[AIM OF THE TASK]
Count how many lines in this material contain "icon". The answer is that number alone.

──────────

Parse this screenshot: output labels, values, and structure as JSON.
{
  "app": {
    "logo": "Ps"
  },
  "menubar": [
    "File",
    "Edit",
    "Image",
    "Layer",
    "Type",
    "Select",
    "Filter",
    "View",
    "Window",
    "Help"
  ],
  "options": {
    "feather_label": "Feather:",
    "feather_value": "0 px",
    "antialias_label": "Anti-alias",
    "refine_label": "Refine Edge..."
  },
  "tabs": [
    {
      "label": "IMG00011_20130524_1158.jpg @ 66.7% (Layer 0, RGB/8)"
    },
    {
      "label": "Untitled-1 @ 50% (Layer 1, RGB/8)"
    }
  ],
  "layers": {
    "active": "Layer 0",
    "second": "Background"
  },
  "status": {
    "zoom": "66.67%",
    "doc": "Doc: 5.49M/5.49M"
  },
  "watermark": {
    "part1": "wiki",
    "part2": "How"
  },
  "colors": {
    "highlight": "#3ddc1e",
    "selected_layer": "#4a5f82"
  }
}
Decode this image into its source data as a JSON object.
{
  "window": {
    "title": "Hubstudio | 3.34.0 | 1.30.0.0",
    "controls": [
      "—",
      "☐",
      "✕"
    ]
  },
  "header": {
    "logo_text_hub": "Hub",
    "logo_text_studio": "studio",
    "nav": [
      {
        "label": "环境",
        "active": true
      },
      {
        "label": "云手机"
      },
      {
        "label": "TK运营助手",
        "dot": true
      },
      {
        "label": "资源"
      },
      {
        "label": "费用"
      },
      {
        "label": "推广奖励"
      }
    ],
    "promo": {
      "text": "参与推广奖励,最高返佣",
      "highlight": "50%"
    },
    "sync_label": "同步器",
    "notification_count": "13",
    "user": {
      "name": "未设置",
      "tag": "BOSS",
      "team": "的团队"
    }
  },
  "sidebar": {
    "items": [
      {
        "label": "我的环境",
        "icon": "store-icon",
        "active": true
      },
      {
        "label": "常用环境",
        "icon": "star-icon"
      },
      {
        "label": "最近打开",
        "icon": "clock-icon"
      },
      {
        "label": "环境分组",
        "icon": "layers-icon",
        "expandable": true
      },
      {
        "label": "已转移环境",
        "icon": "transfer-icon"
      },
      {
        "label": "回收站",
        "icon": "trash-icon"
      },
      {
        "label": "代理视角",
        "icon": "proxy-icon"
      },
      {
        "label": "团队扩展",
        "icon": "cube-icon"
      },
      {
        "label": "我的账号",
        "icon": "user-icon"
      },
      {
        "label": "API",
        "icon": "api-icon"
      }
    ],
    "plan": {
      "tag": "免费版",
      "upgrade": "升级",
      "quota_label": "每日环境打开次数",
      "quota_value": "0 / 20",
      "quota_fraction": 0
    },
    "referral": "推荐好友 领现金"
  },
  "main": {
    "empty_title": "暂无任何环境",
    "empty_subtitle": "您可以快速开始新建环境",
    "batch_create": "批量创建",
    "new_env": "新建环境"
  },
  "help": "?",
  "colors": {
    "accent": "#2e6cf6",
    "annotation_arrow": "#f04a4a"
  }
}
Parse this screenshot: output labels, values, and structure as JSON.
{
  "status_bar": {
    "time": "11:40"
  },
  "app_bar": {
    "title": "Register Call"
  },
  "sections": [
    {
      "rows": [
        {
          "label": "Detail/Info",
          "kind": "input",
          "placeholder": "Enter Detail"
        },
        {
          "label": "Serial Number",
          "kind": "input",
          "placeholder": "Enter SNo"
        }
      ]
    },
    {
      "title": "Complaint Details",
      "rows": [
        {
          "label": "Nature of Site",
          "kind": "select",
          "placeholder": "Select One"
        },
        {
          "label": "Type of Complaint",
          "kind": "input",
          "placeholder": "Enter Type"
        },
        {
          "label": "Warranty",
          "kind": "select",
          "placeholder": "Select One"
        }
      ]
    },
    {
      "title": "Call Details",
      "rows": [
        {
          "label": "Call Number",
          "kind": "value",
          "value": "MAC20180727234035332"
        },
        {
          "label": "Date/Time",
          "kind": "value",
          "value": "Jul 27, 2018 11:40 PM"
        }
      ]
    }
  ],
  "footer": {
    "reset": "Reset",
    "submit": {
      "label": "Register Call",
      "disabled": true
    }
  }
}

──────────

[SOLUTION TO THE EXERCISE]
10